#### DATASET EXTRACT ####

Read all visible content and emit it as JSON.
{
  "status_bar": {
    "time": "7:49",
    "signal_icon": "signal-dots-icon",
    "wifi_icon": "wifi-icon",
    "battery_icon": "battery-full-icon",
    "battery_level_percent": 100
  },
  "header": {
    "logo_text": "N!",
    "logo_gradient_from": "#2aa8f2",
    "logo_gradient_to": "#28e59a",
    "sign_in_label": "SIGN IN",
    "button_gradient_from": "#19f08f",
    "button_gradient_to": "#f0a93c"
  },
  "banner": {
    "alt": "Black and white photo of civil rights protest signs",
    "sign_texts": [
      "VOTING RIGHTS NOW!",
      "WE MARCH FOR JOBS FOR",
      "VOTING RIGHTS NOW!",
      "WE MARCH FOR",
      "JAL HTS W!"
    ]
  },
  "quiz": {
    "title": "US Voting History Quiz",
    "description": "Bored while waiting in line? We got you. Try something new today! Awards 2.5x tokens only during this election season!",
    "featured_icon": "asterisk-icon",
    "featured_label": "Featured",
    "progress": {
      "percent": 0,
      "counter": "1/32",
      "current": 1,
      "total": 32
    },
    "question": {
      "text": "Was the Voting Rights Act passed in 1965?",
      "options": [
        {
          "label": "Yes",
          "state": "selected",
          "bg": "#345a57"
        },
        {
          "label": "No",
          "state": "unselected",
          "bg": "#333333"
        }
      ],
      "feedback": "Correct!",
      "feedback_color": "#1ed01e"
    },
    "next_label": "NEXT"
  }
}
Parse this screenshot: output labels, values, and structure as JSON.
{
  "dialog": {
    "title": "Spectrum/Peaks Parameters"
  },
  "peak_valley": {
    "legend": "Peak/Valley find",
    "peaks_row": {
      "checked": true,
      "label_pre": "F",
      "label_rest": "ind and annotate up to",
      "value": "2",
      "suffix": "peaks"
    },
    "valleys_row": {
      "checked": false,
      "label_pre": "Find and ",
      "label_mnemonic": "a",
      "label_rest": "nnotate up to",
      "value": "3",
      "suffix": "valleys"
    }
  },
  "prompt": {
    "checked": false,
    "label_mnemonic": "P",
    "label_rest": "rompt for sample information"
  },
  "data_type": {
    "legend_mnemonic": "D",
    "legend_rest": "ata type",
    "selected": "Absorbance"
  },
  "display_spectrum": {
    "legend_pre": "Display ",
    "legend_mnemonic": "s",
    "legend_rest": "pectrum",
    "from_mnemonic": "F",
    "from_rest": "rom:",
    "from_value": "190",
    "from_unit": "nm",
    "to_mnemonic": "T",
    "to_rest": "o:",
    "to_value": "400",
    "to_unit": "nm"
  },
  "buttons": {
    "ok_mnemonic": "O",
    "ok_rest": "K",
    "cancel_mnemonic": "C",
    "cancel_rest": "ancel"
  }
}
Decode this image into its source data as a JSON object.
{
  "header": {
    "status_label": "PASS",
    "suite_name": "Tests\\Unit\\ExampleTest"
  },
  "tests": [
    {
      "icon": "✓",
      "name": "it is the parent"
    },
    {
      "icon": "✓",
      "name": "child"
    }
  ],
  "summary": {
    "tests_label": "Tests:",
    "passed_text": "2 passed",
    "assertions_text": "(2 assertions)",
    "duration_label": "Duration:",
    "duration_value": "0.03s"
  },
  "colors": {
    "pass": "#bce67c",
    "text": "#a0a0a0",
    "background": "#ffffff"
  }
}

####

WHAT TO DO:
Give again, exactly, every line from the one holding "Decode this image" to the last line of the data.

SOLUTION FOR THIS TASK:
Decode this image into its source data as a JSON object.
{
  "header": {
    "status_label": "PASS",
    "suite_name": "Tests\\Unit\\ExampleTest"
  },
  "tests": [
    {
      "icon": "✓",
      "name": "it is the parent"
    },
    {
      "icon": "✓",
      "name": "child"
    }
  ],
  "summary": {
    "tests_label": "Tests:",
    "passed_text": "2 passed",
    "assertions_text": "(2 assertions)",
    "duration_label": "Duration:",
    "duration_value": "0.03s"
  },
  "colors": {
    "pass": "#bce67c",
    "text": "#a0a0a0",
    "background": "#ffffff"
  }
}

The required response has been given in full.